* [DATA]:
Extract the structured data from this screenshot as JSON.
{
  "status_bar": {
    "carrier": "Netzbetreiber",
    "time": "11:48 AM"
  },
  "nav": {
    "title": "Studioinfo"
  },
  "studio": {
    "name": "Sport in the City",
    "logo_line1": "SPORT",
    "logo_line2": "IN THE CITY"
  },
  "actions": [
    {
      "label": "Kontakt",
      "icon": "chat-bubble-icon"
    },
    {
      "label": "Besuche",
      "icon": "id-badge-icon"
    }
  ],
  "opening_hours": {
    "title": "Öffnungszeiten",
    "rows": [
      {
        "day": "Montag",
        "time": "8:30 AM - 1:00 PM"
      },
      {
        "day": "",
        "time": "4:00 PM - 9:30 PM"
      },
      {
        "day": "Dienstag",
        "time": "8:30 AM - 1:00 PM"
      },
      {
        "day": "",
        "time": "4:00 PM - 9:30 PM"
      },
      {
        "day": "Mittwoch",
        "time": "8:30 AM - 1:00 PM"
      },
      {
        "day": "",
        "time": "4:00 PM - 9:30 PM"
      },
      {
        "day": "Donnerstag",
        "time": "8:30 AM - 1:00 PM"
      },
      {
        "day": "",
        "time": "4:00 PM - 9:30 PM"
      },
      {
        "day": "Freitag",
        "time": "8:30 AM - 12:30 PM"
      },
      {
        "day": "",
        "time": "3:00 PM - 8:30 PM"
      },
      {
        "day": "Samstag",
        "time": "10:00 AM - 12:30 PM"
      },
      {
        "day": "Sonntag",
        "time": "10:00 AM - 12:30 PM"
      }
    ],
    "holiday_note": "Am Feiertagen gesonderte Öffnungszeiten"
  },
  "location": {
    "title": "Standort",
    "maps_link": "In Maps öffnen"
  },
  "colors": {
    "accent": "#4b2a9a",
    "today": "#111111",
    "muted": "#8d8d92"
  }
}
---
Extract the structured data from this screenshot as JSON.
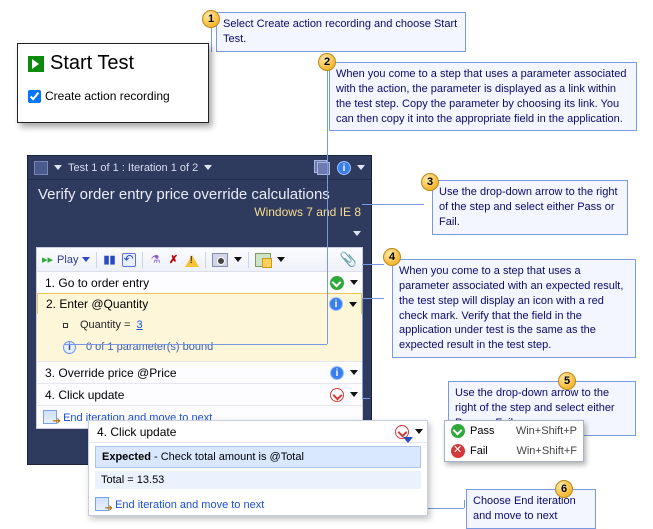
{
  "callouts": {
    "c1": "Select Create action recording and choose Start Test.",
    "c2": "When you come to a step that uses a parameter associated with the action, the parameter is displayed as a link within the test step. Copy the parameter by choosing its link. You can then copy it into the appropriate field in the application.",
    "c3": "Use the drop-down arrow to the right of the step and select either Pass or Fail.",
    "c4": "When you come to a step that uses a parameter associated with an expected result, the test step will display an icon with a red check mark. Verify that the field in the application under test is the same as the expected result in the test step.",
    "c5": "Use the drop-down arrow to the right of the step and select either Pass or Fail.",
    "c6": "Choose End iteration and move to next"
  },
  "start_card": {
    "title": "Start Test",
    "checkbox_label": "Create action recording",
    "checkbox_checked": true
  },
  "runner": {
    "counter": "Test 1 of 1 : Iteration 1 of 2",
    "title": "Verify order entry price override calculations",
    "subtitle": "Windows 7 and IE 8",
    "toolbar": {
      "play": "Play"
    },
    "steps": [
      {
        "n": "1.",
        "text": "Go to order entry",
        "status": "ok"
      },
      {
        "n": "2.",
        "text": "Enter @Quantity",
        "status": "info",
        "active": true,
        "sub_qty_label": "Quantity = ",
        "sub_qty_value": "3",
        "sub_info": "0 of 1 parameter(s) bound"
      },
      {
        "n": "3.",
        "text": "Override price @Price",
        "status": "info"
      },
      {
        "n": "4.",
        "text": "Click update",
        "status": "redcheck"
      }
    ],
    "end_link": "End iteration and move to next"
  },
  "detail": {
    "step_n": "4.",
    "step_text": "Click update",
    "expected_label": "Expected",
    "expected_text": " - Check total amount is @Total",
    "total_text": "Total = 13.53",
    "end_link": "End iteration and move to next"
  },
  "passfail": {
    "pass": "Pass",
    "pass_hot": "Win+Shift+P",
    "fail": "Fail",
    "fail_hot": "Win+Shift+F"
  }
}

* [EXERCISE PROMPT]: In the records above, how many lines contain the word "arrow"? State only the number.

* [TASK ANSWER]: 2